▶ _Exercise brief_:
Copies of all lines containing the string "title" are needed from the data below.

[Records from a data collection]
- Opening Delimiter -

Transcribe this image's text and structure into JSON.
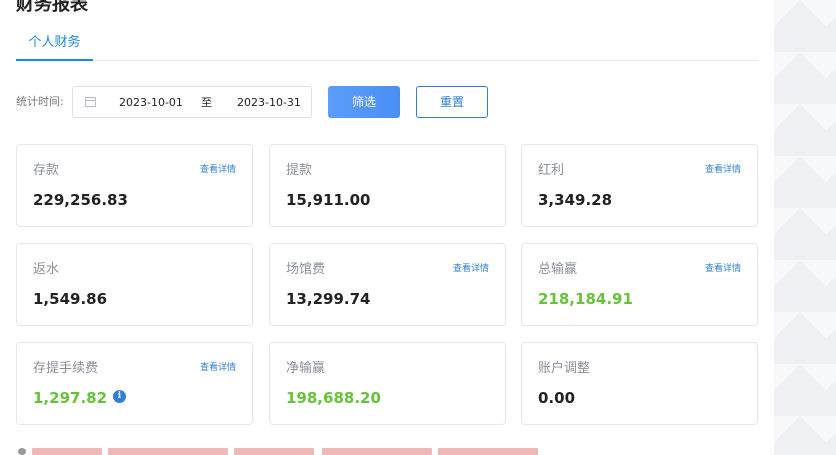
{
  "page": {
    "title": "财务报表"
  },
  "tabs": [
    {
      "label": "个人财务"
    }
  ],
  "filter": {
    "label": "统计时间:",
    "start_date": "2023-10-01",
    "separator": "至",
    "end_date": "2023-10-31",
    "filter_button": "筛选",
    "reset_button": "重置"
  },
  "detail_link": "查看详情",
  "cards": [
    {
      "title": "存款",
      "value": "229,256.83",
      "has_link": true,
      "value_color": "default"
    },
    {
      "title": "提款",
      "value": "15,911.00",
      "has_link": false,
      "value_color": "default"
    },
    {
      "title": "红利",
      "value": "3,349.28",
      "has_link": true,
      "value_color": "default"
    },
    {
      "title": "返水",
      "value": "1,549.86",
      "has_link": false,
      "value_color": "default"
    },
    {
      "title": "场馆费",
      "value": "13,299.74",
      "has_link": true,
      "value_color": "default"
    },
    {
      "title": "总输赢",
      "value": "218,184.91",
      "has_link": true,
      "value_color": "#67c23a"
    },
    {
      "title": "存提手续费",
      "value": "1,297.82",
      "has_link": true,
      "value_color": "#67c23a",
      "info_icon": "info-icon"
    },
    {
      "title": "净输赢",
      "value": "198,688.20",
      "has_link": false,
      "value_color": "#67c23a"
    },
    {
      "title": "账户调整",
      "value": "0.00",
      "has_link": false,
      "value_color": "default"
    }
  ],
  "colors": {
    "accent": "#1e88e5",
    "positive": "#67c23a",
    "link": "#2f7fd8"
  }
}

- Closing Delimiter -

▶ _Result of this task_:
    "title": "财务报表"
      "title": "存款",
      "title": "提款",
      "title": "红利",
      "title": "返水",
      "title": "场馆费",
      "title": "总输赢",
      "title": "存提手续费",
      "title": "净输赢",
      "title": "账户调整",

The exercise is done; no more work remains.